This contingency also already exists, stand alone sale contingency or as part of a financing contingency, wording varies.  Most buyers can't qualify for a loan and make the down payment if they don't sell first, right?  Some people can swing two payments but not normally.  You'd simply ask them to release their sale contingency or you'll have to sell to the new non-contingent buyer.  

That's just the way it is.  You should not feel pressured or guilty about it, this is totally business as usual.  As another person posted before, if you as a buyer want the property then the fewer contingencies the better, all cash, no inspection, close in a week... that gives no time for a second buyer to come along.

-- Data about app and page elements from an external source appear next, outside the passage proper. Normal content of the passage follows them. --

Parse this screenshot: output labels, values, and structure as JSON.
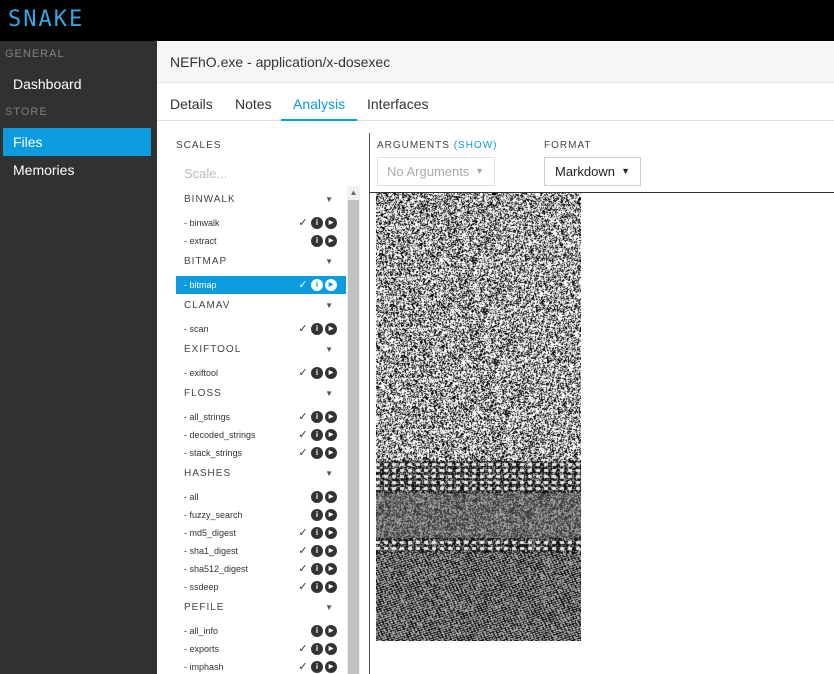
{
  "app": {
    "logo": "SNAKE"
  },
  "sidebar": {
    "general_label": "GENERAL",
    "dashboard": "Dashboard",
    "store_label": "STORE",
    "files": "Files",
    "memories": "Memories"
  },
  "header": {
    "title": "NEFhO.exe - application/x-dosexec"
  },
  "tabs": [
    {
      "label": "Details"
    },
    {
      "label": "Notes"
    },
    {
      "label": "Analysis"
    },
    {
      "label": "Interfaces"
    }
  ],
  "scales": {
    "title": "SCALES",
    "search_placeholder": "Scale...",
    "groups": [
      {
        "name": "BINWALK",
        "items": [
          {
            "label": "- binwalk",
            "done": true,
            "active": false
          },
          {
            "label": "- extract",
            "done": false,
            "active": false
          }
        ]
      },
      {
        "name": "BITMAP",
        "items": [
          {
            "label": "- bitmap",
            "done": true,
            "active": true
          }
        ]
      },
      {
        "name": "CLAMAV",
        "items": [
          {
            "label": "- scan",
            "done": true,
            "active": false
          }
        ]
      },
      {
        "name": "EXIFTOOL",
        "items": [
          {
            "label": "- exiftool",
            "done": true,
            "active": false
          }
        ]
      },
      {
        "name": "FLOSS",
        "items": [
          {
            "label": "- all_strings",
            "done": true,
            "active": false
          },
          {
            "label": "- decoded_strings",
            "done": true,
            "active": false
          },
          {
            "label": "- stack_strings",
            "done": true,
            "active": false
          }
        ]
      },
      {
        "name": "HASHES",
        "items": [
          {
            "label": "- all",
            "done": false,
            "active": false
          },
          {
            "label": "- fuzzy_search",
            "done": false,
            "active": false
          },
          {
            "label": "- md5_digest",
            "done": true,
            "active": false
          },
          {
            "label": "- sha1_digest",
            "done": true,
            "active": false
          },
          {
            "label": "- sha512_digest",
            "done": true,
            "active": false
          },
          {
            "label": "- ssdeep",
            "done": true,
            "active": false
          }
        ]
      },
      {
        "name": "PEFILE",
        "items": [
          {
            "label": "- all_info",
            "done": false,
            "active": false
          },
          {
            "label": "- exports",
            "done": true,
            "active": false
          },
          {
            "label": "- imphash",
            "done": true,
            "active": false
          }
        ]
      }
    ]
  },
  "analysis": {
    "arguments_label": "ARGUMENTS",
    "arguments_show": "(SHOW)",
    "arguments_value": "No Arguments",
    "format_label": "FORMAT",
    "format_value": "Markdown"
  },
  "colors": {
    "accent": "#0a9cde",
    "sidebar": "#313131",
    "topbar": "#000000"
  }
}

How do you prevent your time being wasted? First, get backup offers and tell the buyer you're doing that. Keep having open houses, get those buyers through! Second, tighten up your closing dates. My local market is hot, a 30 day close on a typical SFR would be like 2-3 standard dev beyond the mean. Third, as the dates of these contingencies occur make sure that you ask the buyer to release them. If you don't do that at all they will see you're not paying attention. Inspection is typically 10 days... so Day 11 after inspection countdown starts, request the release! Fourth, call to verify that a "preapproval" document is real. Fifth, get after that EM deposit immediately! Sixth, make sure from the lender that the buyer actually applied within the required time. Independent verifications! You gotta be all over them like me on chocolate cake!

As far as the issue you might have where you may be using language in a contingency in your contract but where the contract continues regardless what happens, you need to review that with council then because that isn't really a "contingency".  If there is no provable event and no actual consequence then there's no point to it.  I don't think anyone should be expected to wait 30 days before they hear word one about a buyer actually submitting a full and complete loan application.  And if X isn't done by date Y, but then your contingency doesn't kick in with a consequence, then why have it at all?

What buyer would be fine with word one about proving marketable title until 3 minutes before closing?  No, if the seller doesn't provide it within usually 5 days, the deal is off if the buyer wants to because then it's the seller that isn't serious.  But if there was a 5 day requirement but the buyer had no right to cancel the contract then there's no point to the contingency in the first place.